Waterman authored the law, which made it a Class A misdemeanor for sex offenders to use social networking sites they know allow access to youths under the age of 18, including popular websites Facebook and Twitter.
"The appeals court ruling suggests our law is too broad," Waterman said. "When it came to writing a restriction for sex offenders' access to social media sites, we had to ask ourselves if it was in the best interest of public safety for the policy to be too broad rather than too narrow.
"We chose the broader route, thinking it was the most logical step forward to protect our children. Although I don't agree with the court ruling, we will comply with it while working to approve a narrower version of the law that will pass the constitutionality test and safeguard Hoosier kids."
Both Merritt and Waterman agree a new law is needed to help protect Hoosier children from dangerous online predators.
The new legislation will be amended into Senate Bill 220, Merritt said, as bill filing deadlines have already passed.
If approved by the General Assembly, SB 220 would narrow the class of people prohibited from using a social media website to Class A felony child molester and sex offenders convicted of child solicitation.

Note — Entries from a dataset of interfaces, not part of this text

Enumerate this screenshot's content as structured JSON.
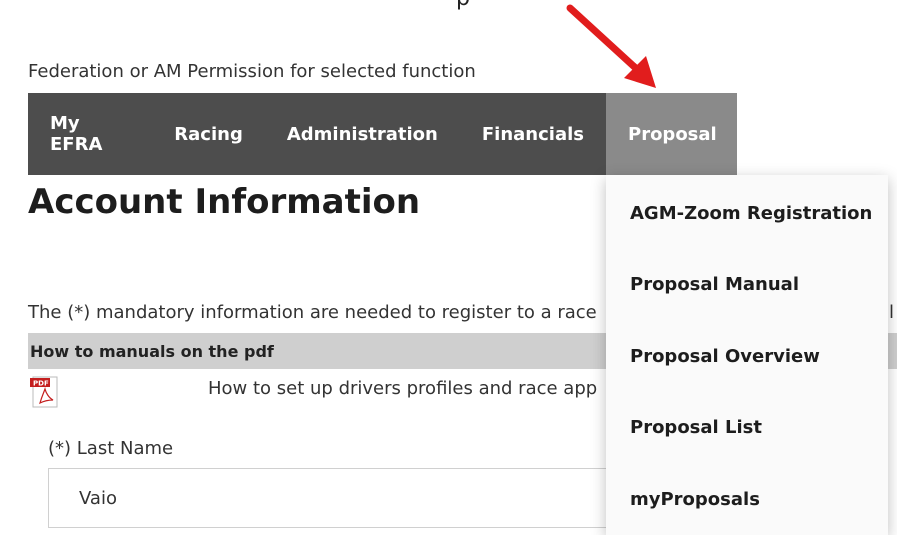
{
  "top_text": "p",
  "permission_text": "Federation or AM Permission for selected function",
  "nav": {
    "items": [
      "My EFRA",
      "Racing",
      "Administration",
      "Financials"
    ],
    "active": "Proposal"
  },
  "dropdown": {
    "items": [
      "AGM-Zoom Registration",
      "Proposal Manual",
      "Proposal Overview",
      "Proposal List",
      "myProposals"
    ]
  },
  "page": {
    "title": "Account Information",
    "mandatory_text": "The (*) mandatory information are needed to register to a race",
    "mandatory_tail": "ll",
    "howto_title": "How to manuals on the pdf",
    "pdf_link_text": "How to set up drivers profiles and race app"
  },
  "form": {
    "last_name_label": "(*) Last Name",
    "last_name_value": "Vaio"
  },
  "colors": {
    "navbar_bg": "#4d4d4d",
    "active_tab_bg": "#8a8a8a",
    "arrow": "#e11d1d",
    "pdf_icon": "#c41e1e"
  }
}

"We can't permit offenders like these who have proven track records of endangering children to have access to social media sites where they can, once again, threaten our kids behind closed doors," Merritt said. It's of the utmost importance to reinstate this law and defend vulnerable young Hoosier."
SB 220 would also prohibit criminals designated as "offenders against children" -- or, by Indiana Code 35-42-4-11, persons required to register as sex or violent offenders for crimes like kidnapping, seduction and exploitations -- from using social media websites to communicate with Hoosiers younger than age 16 without parents' or guardians' permission.

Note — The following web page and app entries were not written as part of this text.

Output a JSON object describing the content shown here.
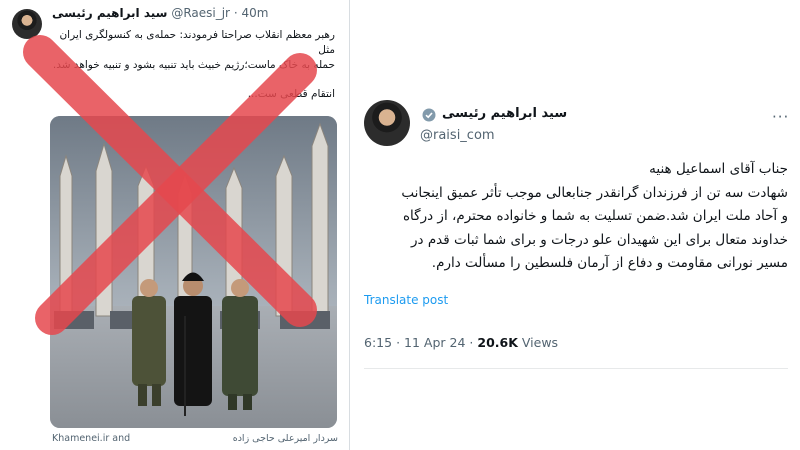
{
  "left_tweet": {
    "author_name": "سید ابراهیم رئیسی",
    "handle": "@Raesi_jr",
    "separator": "·",
    "time": "40m",
    "lines": [
      "رهبر معظم انقلاب صراحتا فرمودند: حمله‌ی به کنسولگری ایران مثل",
      "حمله به خاک ماست؛رژیم خبیث باید تنبیه بشود و تنبیه خواهد شد."
    ],
    "closing": "انتقام قطعی ست...",
    "image_source": "Khamenei.ir and",
    "image_caption": "سردار امیرعلی حاجی زاده"
  },
  "right_tweet": {
    "author_name": "سید ابراهیم رئیسی",
    "handle": "@raisi_com",
    "more_icon": "···",
    "lines": [
      "جناب آقای اسماعیل هنیه",
      "شهادت سه تن از فرزندان گرانقدر جنابعالی موجب تأثر عمیق اینجانب",
      "و آحاد ملت ایران شد.ضمن تسلیت به شما و خانواده محترم، از درگاه",
      "خداوند متعال برای این شهیدان علو درجات و برای شما ثبات قدم در",
      "مسیر نورانی مقاومت و دفاع از آرمان فلسطین را مسألت دارم."
    ],
    "translate_label": "Translate post",
    "time": "6:15",
    "date": "11 Apr 24",
    "dot": "·",
    "views_count": "20.6K",
    "views_label": "Views"
  },
  "colors": {
    "accent": "#1d9bf0",
    "verified": "#829aab",
    "cross": "#e5484d",
    "text": "#0f1419",
    "muted": "#536471"
  }
}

SB 220 ix expected to be assigned to the Senate Committee on Corrections and Criminal Law.